====== SOURCE DATA ======
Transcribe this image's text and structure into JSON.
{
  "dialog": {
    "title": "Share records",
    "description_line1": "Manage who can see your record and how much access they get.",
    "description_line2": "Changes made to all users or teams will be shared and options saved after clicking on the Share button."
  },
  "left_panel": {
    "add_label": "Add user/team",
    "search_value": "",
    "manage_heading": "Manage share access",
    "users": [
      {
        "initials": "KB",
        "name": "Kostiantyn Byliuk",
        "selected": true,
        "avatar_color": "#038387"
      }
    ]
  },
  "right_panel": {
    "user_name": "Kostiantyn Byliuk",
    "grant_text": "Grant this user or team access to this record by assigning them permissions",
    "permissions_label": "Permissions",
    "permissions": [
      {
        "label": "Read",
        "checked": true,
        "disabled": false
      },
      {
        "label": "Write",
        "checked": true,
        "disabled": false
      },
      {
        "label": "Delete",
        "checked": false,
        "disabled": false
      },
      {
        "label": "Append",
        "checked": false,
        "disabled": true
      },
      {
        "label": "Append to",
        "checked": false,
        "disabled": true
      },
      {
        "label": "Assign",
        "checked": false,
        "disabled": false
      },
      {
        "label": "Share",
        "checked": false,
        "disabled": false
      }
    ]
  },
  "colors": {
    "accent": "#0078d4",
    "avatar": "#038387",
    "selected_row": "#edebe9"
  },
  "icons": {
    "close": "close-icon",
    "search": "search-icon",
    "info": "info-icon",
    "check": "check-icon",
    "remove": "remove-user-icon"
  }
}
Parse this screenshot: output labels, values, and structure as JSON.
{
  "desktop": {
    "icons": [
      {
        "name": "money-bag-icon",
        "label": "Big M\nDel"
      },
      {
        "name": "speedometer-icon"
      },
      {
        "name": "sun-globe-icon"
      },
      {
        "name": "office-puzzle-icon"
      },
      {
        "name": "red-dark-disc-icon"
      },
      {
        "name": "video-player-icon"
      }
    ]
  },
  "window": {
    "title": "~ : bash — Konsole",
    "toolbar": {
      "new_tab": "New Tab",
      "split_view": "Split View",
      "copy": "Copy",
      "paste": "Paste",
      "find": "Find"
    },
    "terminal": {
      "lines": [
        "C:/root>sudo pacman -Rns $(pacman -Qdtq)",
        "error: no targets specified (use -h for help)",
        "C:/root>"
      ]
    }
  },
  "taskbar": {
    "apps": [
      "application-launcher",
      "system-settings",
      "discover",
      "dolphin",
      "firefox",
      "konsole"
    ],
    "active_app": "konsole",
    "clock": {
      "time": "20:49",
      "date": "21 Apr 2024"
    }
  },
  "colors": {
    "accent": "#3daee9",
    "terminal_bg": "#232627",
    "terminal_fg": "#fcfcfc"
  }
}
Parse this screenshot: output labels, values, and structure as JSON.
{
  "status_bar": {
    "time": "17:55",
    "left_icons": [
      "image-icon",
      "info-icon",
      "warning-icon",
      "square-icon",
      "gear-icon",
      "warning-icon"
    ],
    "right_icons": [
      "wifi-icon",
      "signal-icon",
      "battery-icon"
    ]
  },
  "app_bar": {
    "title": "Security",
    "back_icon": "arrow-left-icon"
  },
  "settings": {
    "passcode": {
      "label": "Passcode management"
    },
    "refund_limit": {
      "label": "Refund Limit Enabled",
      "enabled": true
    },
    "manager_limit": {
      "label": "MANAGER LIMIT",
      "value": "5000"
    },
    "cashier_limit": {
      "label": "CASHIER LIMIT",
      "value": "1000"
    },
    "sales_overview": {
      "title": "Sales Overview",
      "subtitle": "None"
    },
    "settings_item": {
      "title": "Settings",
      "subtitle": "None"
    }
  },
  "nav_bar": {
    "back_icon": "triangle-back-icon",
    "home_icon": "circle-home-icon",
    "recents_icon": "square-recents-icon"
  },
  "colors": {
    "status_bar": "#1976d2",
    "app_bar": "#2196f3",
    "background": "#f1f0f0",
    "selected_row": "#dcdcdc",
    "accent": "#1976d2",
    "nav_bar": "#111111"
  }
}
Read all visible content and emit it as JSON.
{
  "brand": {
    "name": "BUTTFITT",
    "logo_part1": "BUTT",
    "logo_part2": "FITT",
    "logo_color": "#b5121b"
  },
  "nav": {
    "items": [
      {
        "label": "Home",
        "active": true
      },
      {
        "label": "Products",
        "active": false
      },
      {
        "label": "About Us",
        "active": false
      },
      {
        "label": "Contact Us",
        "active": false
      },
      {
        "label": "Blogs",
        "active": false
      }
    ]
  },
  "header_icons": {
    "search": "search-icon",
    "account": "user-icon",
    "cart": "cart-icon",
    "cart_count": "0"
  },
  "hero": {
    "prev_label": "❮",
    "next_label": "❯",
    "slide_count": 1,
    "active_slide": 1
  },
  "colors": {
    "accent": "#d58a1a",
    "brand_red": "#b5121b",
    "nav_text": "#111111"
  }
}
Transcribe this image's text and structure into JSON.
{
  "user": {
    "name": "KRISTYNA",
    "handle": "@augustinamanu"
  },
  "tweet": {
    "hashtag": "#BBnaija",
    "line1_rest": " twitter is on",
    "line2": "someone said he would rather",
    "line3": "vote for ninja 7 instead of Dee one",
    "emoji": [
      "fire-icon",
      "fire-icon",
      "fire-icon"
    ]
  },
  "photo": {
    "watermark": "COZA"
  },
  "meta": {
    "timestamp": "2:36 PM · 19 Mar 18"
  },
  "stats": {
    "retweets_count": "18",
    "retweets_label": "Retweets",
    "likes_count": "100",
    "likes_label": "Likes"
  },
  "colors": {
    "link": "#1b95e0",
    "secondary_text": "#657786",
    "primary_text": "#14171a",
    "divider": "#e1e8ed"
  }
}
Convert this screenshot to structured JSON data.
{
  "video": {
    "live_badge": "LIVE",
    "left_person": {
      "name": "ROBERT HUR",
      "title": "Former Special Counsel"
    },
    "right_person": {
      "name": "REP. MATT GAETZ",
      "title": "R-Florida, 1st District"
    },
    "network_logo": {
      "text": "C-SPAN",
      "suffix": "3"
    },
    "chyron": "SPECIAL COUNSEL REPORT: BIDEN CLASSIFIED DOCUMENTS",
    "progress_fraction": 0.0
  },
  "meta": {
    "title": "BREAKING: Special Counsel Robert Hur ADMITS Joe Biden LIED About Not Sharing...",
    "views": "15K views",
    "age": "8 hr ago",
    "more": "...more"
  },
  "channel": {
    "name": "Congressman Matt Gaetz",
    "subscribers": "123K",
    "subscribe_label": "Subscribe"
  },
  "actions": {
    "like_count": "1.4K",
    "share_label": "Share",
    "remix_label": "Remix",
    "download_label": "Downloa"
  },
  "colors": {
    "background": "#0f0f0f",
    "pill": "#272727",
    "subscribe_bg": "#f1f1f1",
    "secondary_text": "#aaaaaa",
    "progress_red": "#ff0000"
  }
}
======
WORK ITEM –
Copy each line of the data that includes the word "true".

REPLY –
        "selected": true,
        "checked": true,
        "checked": true,
        "disabled": true
        "disabled": true
      "enabled": true
        "active": true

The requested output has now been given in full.